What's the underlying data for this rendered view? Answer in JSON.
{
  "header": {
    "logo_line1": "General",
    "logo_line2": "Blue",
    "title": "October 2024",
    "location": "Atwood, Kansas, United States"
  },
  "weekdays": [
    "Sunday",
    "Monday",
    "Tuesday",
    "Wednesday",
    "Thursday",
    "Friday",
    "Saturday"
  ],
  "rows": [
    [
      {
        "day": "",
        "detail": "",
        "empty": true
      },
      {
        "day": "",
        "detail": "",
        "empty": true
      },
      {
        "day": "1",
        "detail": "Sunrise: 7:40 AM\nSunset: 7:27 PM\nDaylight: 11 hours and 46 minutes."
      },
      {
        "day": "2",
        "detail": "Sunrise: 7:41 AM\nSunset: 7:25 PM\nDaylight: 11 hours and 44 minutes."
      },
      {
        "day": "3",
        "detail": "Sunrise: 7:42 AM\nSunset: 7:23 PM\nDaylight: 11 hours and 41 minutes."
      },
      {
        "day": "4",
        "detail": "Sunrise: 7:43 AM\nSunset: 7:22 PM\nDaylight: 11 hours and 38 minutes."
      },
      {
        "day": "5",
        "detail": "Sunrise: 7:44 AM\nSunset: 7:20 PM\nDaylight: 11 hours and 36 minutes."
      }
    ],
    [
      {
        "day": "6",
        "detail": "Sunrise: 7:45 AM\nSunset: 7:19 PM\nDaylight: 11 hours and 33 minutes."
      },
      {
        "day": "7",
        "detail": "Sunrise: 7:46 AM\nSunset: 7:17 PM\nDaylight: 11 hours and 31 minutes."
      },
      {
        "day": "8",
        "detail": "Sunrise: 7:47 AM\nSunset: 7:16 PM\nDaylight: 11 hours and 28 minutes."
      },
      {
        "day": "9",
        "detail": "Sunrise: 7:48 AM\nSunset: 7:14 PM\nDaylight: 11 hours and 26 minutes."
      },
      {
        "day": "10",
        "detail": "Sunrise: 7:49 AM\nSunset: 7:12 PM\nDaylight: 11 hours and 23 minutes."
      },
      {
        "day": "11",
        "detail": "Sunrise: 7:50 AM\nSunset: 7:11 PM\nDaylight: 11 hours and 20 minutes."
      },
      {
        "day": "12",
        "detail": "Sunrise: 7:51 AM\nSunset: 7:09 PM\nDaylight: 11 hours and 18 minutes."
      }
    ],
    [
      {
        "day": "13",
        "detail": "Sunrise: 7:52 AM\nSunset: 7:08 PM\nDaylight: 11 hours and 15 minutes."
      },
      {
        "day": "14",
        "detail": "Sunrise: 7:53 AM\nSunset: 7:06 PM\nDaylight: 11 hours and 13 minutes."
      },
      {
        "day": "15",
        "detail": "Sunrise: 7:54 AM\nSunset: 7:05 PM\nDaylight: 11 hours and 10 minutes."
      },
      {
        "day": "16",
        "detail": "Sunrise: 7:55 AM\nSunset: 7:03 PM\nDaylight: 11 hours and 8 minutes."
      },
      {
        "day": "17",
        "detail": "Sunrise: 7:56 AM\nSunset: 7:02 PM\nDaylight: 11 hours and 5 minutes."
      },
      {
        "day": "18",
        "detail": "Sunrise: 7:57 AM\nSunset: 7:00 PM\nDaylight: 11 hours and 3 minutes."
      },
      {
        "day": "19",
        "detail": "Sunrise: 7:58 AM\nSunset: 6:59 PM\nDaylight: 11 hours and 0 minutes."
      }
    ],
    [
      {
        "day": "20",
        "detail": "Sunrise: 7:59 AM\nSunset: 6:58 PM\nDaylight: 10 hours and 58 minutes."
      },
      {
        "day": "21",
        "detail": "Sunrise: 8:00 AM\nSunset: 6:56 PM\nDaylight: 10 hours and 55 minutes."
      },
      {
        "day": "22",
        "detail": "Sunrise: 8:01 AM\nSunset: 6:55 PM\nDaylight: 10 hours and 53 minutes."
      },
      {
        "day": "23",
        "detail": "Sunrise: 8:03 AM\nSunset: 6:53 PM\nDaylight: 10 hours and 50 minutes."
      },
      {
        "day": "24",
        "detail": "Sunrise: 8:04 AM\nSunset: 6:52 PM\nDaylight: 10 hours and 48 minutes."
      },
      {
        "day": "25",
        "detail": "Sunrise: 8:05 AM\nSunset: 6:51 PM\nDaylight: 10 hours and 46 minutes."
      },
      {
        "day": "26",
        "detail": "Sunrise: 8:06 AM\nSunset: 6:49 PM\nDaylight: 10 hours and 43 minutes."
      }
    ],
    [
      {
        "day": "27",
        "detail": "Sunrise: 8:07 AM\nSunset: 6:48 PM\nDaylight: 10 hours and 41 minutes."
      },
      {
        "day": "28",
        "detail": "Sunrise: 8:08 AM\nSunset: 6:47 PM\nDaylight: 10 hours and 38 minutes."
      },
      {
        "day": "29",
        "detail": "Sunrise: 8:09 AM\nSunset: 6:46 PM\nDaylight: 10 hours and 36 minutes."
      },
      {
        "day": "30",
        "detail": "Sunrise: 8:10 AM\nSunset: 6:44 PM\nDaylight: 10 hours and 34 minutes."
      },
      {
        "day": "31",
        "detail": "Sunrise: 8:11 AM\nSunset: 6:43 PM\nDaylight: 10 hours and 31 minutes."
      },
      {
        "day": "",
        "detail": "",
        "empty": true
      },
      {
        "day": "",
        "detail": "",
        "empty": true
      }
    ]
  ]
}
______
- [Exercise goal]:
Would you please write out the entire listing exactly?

- [Your response]:
What's the underlying data for this rendered view? Answer in JSON.
{
  "header": {
    "logo_line1": "General",
    "logo_line2": "Blue",
    "title": "October 2024",
    "location": "Atwood, Kansas, United States"
  },
  "weekdays": [
    "Sunday",
    "Monday",
    "Tuesday",
    "Wednesday",
    "Thursday",
    "Friday",
    "Saturday"
  ],
  "rows": [
    [
      {
        "day": "",
        "detail": "",
        "empty": true
      },
      {
        "day": "",
        "detail": "",
        "empty": true
      },
      {
        "day": "1",
        "detail": "Sunrise: 7:40 AM\nSunset: 7:27 PM\nDaylight: 11 hours and 46 minutes."
      },
      {
        "day": "2",
        "detail": "Sunrise: 7:41 AM\nSunset: 7:25 PM\nDaylight: 11 hours and 44 minutes."
      },
      {
        "day": "3",
        "detail": "Sunrise: 7:42 AM\nSunset: 7:23 PM\nDaylight: 11 hours and 41 minutes."
      },
      {
        "day": "4",
        "detail": "Sunrise: 7:43 AM\nSunset: 7:22 PM\nDaylight: 11 hours and 38 minutes."
      },
      {
        "day": "5",
        "detail": "Sunrise: 7:44 AM\nSunset: 7:20 PM\nDaylight: 11 hours and 36 minutes."
      }
    ],
    [
      {
        "day": "6",
        "detail": "Sunrise: 7:45 AM\nSunset: 7:19 PM\nDaylight: 11 hours and 33 minutes."
      },
      {
        "day": "7",
        "detail": "Sunrise: 7:46 AM\nSunset: 7:17 PM\nDaylight: 11 hours and 31 minutes."
      },
      {
        "day": "8",
        "detail": "Sunrise: 7:47 AM\nSunset: 7:16 PM\nDaylight: 11 hours and 28 minutes."
      },
      {
        "day": "9",
        "detail": "Sunrise: 7:48 AM\nSunset: 7:14 PM\nDaylight: 11 hours and 26 minutes."
      },
      {
        "day": "10",
        "detail": "Sunrise: 7:49 AM\nSunset: 7:12 PM\nDaylight: 11 hours and 23 minutes."
      },
      {
        "day": "11",
        "detail": "Sunrise: 7:50 AM\nSunset: 7:11 PM\nDaylight: 11 hours and 20 minutes."
      },
      {
        "day": "12",
        "detail": "Sunrise: 7:51 AM\nSunset: 7:09 PM\nDaylight: 11 hours and 18 minutes."
      }
    ],
    [
      {
        "day": "13",
        "detail": "Sunrise: 7:52 AM\nSunset: 7:08 PM\nDaylight: 11 hours and 15 minutes."
      },
      {
        "day": "14",
        "detail": "Sunrise: 7:53 AM\nSunset: 7:06 PM\nDaylight: 11 hours and 13 minutes."
      },
      {
        "day": "15",
        "detail": "Sunrise: 7:54 AM\nSunset: 7:05 PM\nDaylight: 11 hours and 10 minutes."
      },
      {
        "day": "16",
        "detail": "Sunrise: 7:55 AM\nSunset: 7:03 PM\nDaylight: 11 hours and 8 minutes."
      },
      {
        "day": "17",
        "detail": "Sunrise: 7:56 AM\nSunset: 7:02 PM\nDaylight: 11 hours and 5 minutes."
      },
      {
        "day": "18",
        "detail": "Sunrise: 7:57 AM\nSunset: 7:00 PM\nDaylight: 11 hours and 3 minutes."
      },
      {
        "day": "19",
        "detail": "Sunrise: 7:58 AM\nSunset: 6:59 PM\nDaylight: 11 hours and 0 minutes."
      }
    ],
    [
      {
        "day": "20",
        "detail": "Sunrise: 7:59 AM\nSunset: 6:58 PM\nDaylight: 10 hours and 58 minutes."
      },
      {
        "day": "21",
        "detail": "Sunrise: 8:00 AM\nSunset: 6:56 PM\nDaylight: 10 hours and 55 minutes."
      },
      {
        "day": "22",
        "detail": "Sunrise: 8:01 AM\nSunset: 6:55 PM\nDaylight: 10 hours and 53 minutes."
      },
      {
        "day": "23",
        "detail": "Sunrise: 8:03 AM\nSunset: 6:53 PM\nDaylight: 10 hours and 50 minutes."
      },
      {
        "day": "24",
        "detail": "Sunrise: 8:04 AM\nSunset: 6:52 PM\nDaylight: 10 hours and 48 minutes."
      },
      {
        "day": "25",
        "detail": "Sunrise: 8:05 AM\nSunset: 6:51 PM\nDaylight: 10 hours and 46 minutes."
      },
      {
        "day": "26",
        "detail": "Sunrise: 8:06 AM\nSunset: 6:49 PM\nDaylight: 10 hours and 43 minutes."
      }
    ],
    [
      {
        "day": "27",
        "detail": "Sunrise: 8:07 AM\nSunset: 6:48 PM\nDaylight: 10 hours and 41 minutes."
      },
      {
        "day": "28",
        "detail": "Sunrise: 8:08 AM\nSunset: 6:47 PM\nDaylight: 10 hours and 38 minutes."
      },
      {
        "day": "29",
        "detail": "Sunrise: 8:09 AM\nSunset: 6:46 PM\nDaylight: 10 hours and 36 minutes."
      },
      {
        "day": "30",
        "detail": "Sunrise: 8:10 AM\nSunset: 6:44 PM\nDaylight: 10 hours and 34 minutes."
      },
      {
        "day": "31",
        "detail": "Sunrise: 8:11 AM\nSunset: 6:43 PM\nDaylight: 10 hours and 31 minutes."
      },
      {
        "day": "",
        "detail": "",
        "empty": true
      },
      {
        "day": "",
        "detail": "",
        "empty": true
      }
    ]
  ]
}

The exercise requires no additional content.